According to their press release, Delvoid mix the beauty of Sigur Ros with the muscular aggression of Tool. Well, for once a press release actually hits the nail on the head. Serene is full of haunting, ambient melodies provided by organ-like synthesizers and quiet guitar-work, as you can hear on the “Intro” and “Outro” tracks. Those two tracks serve as perfect bookends for a pretty dramatic album that can create in the listener a wide array of moods, ranging from quiet, melancholy introspection, to full on rage. “Cocoon” is probably the best example of the overall vibe; the music begins right where “Intro” left off, gradually building up, adding some Maynard James Keenan-esque vocals along the way, before careening headfirst into a sludgy riff that takes you somewhat by surprise. Much of the album follows this formula, with long instrumental passages of audio ecstasy (at least if you’re a fan of Mogwai or Sigur Ros) followed by shorter bursts of the heavy prog-infused sound that made Tool so famous.

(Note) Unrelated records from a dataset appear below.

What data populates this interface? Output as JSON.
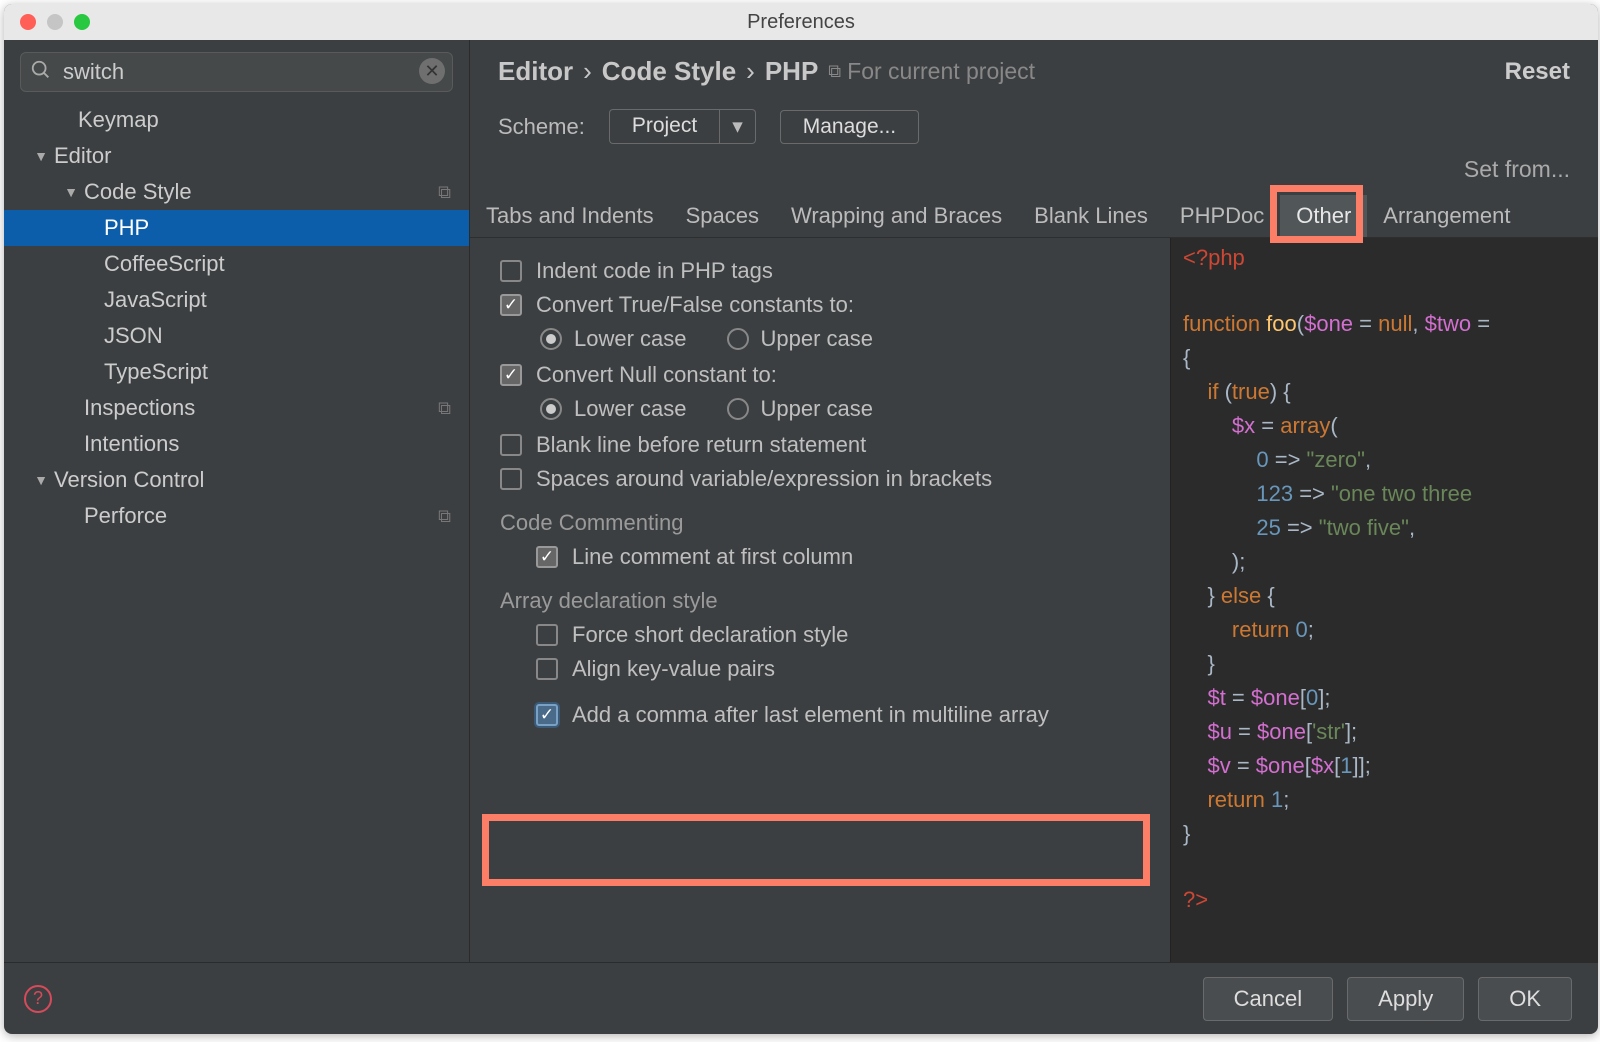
{
  "window": {
    "title": "Preferences"
  },
  "search": {
    "value": "switch"
  },
  "sidebar": {
    "items": [
      {
        "label": "Keymap",
        "depth": 0,
        "chevron": false
      },
      {
        "label": "Editor",
        "depth": 1,
        "chevron": true
      },
      {
        "label": "Code Style",
        "depth": 2,
        "chevron": true,
        "copy": true
      },
      {
        "label": "PHP",
        "depth": 3,
        "selected": true
      },
      {
        "label": "CoffeeScript",
        "depth": 3
      },
      {
        "label": "JavaScript",
        "depth": 3
      },
      {
        "label": "JSON",
        "depth": 3
      },
      {
        "label": "TypeScript",
        "depth": 3
      },
      {
        "label": "Inspections",
        "depth": 2,
        "copy": true
      },
      {
        "label": "Intentions",
        "depth": 2
      },
      {
        "label": "Version Control",
        "depth": 1,
        "chevron": true
      },
      {
        "label": "Perforce",
        "depth": 2,
        "copy": true
      }
    ]
  },
  "breadcrumb": {
    "a": "Editor",
    "b": "Code Style",
    "c": "PHP",
    "note": "For current project"
  },
  "reset_label": "Reset",
  "scheme": {
    "label": "Scheme:",
    "value": "Project",
    "manage": "Manage..."
  },
  "set_from": "Set from...",
  "tabs": [
    "Tabs and Indents",
    "Spaces",
    "Wrapping and Braces",
    "Blank Lines",
    "PHPDoc",
    "Other",
    "Arrangement"
  ],
  "active_tab": "Other",
  "options": {
    "indent_php": "Indent code in PHP tags",
    "convert_tf": "Convert True/False constants to:",
    "lower": "Lower case",
    "upper": "Upper case",
    "convert_null": "Convert Null constant to:",
    "blank_return": "Blank line before return statement",
    "spaces_brackets": "Spaces around variable/expression in brackets",
    "sect_comment": "Code Commenting",
    "line_comment": "Line comment at first column",
    "sect_array": "Array declaration style",
    "force_short": "Force short declaration style",
    "align_kv": "Align key-value pairs",
    "add_comma": "Add a comma after last element in multiline array"
  },
  "footer": {
    "cancel": "Cancel",
    "apply": "Apply",
    "ok": "OK"
  },
  "code": {
    "l1": "<?php",
    "l2a": "function ",
    "l2b": "foo",
    "l2c": "(",
    "l2d": "$one",
    "l2e": " = ",
    "l2f": "null",
    "l2g": ", ",
    "l2h": "$two",
    "l2i": " = ",
    "l3": "{",
    "l4a": "    if ",
    "l4b": "(",
    "l4c": "true",
    "l4d": ") {",
    "l5a": "        ",
    "l5b": "$x",
    "l5c": " = ",
    "l5d": "array",
    "l5e": "(",
    "l6a": "            ",
    "l6b": "0",
    "l6c": " => ",
    "l6d": "\"zero\"",
    "l6e": ",",
    "l7a": "            ",
    "l7b": "123",
    "l7c": " => ",
    "l7d": "\"one two three",
    "l7e": "",
    "l8a": "            ",
    "l8b": "25",
    "l8c": " => ",
    "l8d": "\"two five\"",
    "l8e": ",",
    "l9": "        );",
    "l10a": "    } ",
    "l10b": "else ",
    "l10c": "{",
    "l11a": "        return ",
    "l11b": "0",
    "l11c": ";",
    "l12": "    }",
    "l13a": "    ",
    "l13b": "$t",
    "l13c": " = ",
    "l13d": "$one",
    "l13e": "[",
    "l13f": "0",
    "l13g": "];",
    "l14a": "    ",
    "l14b": "$u",
    "l14c": " = ",
    "l14d": "$one",
    "l14e": "[",
    "l14f": "'str'",
    "l14g": "];",
    "l15a": "    ",
    "l15b": "$v",
    "l15c": " = ",
    "l15d": "$one",
    "l15e": "[",
    "l15f": "$x",
    "l15g": "[",
    "l15h": "1",
    "l15i": "]];",
    "l16a": "    return ",
    "l16b": "1",
    "l16c": ";",
    "l17": "}",
    "l18": "?>"
  }
}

The production is pretty impressive, with smooth transitions between quiet and loud instrumentals; the mixing can get a bit tricky when working with a band with the kind of dynamics that Delvoid create. While I enjoyed most of the record, there were a couple of exceptions; “Steambreather” sounded a little too much like Tool, while the heavy section of “Cocoon” sounded slightly disjointed from the rest of the song. Delvoid are at their best when creating serene melodies, like on “Transient,” but that’s not to say the heavy parts don’t work; “Carrier” mixes the quiet and heavy dynamics extremely well. Still, the bumps on Serene are few and far between, and with just a couple of small tweaks in their transitions, Delvoid could really make a big name for themselves.